Brian: Well, dyslexia is a label indicating a specific learning disability that is neurological in origin. It shows up in reading and spelling. Strange that dyslexics are called disabled, since many are average to above average intelligence. To answer your question, absolutely, some people are misdiagnosed. I am so encouraged by the great research of Dr. Carla Hannaford in hemispheric dominance. I believe that kinesiology will play a greater role in education in the years to come.
Irene: In chapter nine of Unleashing Your Brilliance you cover the benefits of hypnosis for the purpose of a student having more discipline and organization in their learning structure. What other practical reasons would a student benefit from hypnosis?
Brian: I am careful in my use of the words hypnosis and trance in reference to learning. Let me put it this way: The ideal learning state is known as “relaxed alertness”. In actuality, this is a light trance. Most people do not understand that information hits the subconscious mind first. Only a very little of the incoming data reaches the conscious mind. This is the central theme for my book. If you truly understand that information is processed by the subconscious first, then you can adapt your learning methods to take advantage of this fact.
Irene: Basically, you are talking about being in the Alpha level of consciousness. Would you explain to our reading audience the various levels and what activity occurs in those levels.
Brian: The brain wave frequencies are designated by the terms Beta, Alpha, Theta, and Delta. Our normal state of consciousness oscillates between Beta (full awareness) and high Alpha (light level of trance – daydream). Some hypnotherapy is accomplished at various levels of Alpha since a person is highly suggestible in this state. The deeper level of Theta is reached in hypnosis, meditation, and light sleep. Twenty minutes of Theta trance is as beneficial as a few hours of sleep. The Delta level (very slow brain wave frequency) is occasionally reached in hypnosis, and is reached during dreamless deep sleep in the first few hours of sleep.

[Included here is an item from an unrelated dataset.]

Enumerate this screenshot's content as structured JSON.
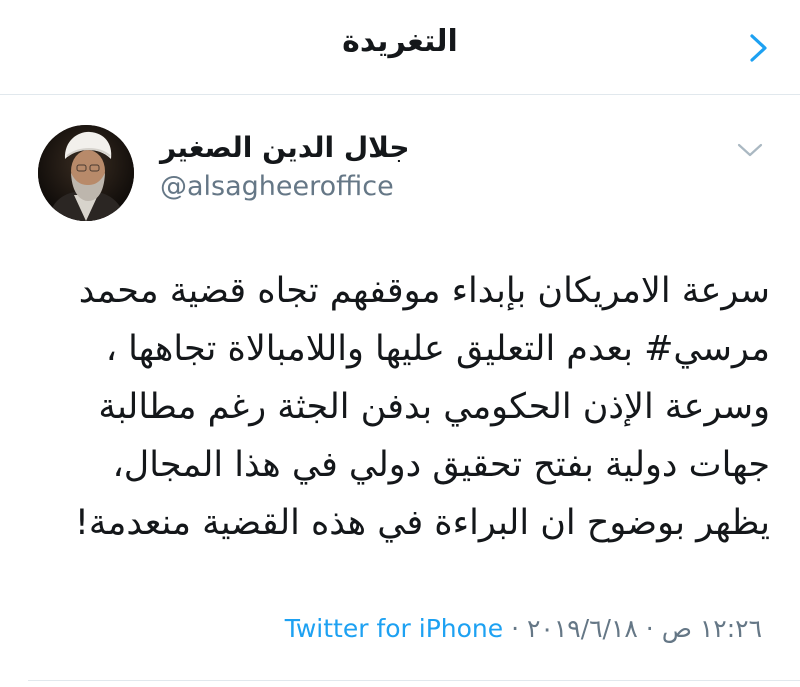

This is the most valuable period of the night’s sleep, since it is in Delta that the necessary cell repair and regeneration takes place.
Irene: At what age should a person start using hypnosis for enhancing learning skills?
Brian: Interesting question. Have you ever wondered why children learn so easily? Children are already in trance. Their brain waves are slower than adults express in their fully-conscious state. Hypnosis is evidenced by slower brain waves. I believe that with proper instruction in self-hypnosis, a student can begin as early as the age of 7.
Irene: Thank you for your interview. I find this subject very fascinating and could talk to you much longer but we need to wrap it up. Is there anything at this time that you would like the reading audience to know about you or your book?
Brian: I am passionate about this subject. My mission is to reach people, students or adults, who have any thoughts that they don’t have the smarts to get ahead. Most of us have been processed through the factories that are called schools. School boards have limited budgets, and this puts pressure on the teachers. There are no simple answers. I recommend that parents be assertive. If they get a grasp of learning styles, multiple intelligences, kinesiology, and how the brain learns, they will be in a much more powerful position to assist their children. Students of all ages must take charge of their own learning. Relying on conventional schooling is not enough.